Richmond has divested its pension and investments funds from financial institutions linked to slavery.
The City Council unanimously passed an ordinance Tuesday in response to the state’s Slaveholder Insurance Policies legislation, signed into law in 2000, which helps track what it describes as the “ill-gotten profits from slavery, which profits in part capitalized insurers whose successors remain in existence today.”
“I can’t tell you how in other cities, this has been difficult to achieve, and that in itself says a lot about Richmond,” said Councilwoman Maria Viramontes.
Research shows that several major insurers, including Aetna, American Life Insurance Co., Baltimore Life Insurance Co., Chase Manhattan, and New York Life, wrote policies protecting slaveholders’ investments in the case of harm or death to slaves.
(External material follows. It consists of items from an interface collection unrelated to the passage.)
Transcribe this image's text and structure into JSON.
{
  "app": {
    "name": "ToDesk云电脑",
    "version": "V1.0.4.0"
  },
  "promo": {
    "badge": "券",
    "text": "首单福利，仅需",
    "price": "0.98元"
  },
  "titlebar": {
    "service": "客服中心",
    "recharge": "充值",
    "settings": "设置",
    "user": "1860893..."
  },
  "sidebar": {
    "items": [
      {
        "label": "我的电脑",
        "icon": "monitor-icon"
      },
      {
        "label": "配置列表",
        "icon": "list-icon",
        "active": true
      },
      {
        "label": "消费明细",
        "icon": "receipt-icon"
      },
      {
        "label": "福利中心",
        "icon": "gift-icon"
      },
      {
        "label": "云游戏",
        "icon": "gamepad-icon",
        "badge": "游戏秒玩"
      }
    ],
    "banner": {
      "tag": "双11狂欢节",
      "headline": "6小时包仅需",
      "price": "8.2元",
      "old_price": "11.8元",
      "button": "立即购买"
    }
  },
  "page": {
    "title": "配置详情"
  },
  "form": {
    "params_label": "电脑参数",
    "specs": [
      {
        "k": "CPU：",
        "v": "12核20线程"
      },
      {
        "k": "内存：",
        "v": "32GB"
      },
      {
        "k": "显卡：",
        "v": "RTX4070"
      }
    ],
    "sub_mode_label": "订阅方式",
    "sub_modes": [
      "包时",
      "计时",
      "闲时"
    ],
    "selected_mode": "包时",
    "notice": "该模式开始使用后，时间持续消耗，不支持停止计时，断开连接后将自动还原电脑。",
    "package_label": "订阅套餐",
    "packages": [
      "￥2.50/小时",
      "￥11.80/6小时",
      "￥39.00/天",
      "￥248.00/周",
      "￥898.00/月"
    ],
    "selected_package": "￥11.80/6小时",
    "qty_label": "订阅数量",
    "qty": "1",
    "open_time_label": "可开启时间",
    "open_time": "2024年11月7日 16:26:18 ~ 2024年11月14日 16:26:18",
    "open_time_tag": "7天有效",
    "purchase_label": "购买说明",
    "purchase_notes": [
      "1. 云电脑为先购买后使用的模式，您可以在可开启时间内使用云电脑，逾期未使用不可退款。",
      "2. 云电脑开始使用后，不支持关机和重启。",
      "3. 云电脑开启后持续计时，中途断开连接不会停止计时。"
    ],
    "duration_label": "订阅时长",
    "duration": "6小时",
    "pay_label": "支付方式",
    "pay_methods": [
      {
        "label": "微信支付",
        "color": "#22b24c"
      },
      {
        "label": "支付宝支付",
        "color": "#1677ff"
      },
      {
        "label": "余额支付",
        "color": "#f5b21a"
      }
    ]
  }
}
“We’ve found out a couple insurance companies had taken 1,300 slaves as collateral for loans,” said assistant city attorney Bruce Soublet. “Once you start talking about slaves, you’re going beyond African-Americans. They’ve discovered a company insured a ship of Chinese slave laborers headed for the U.S.”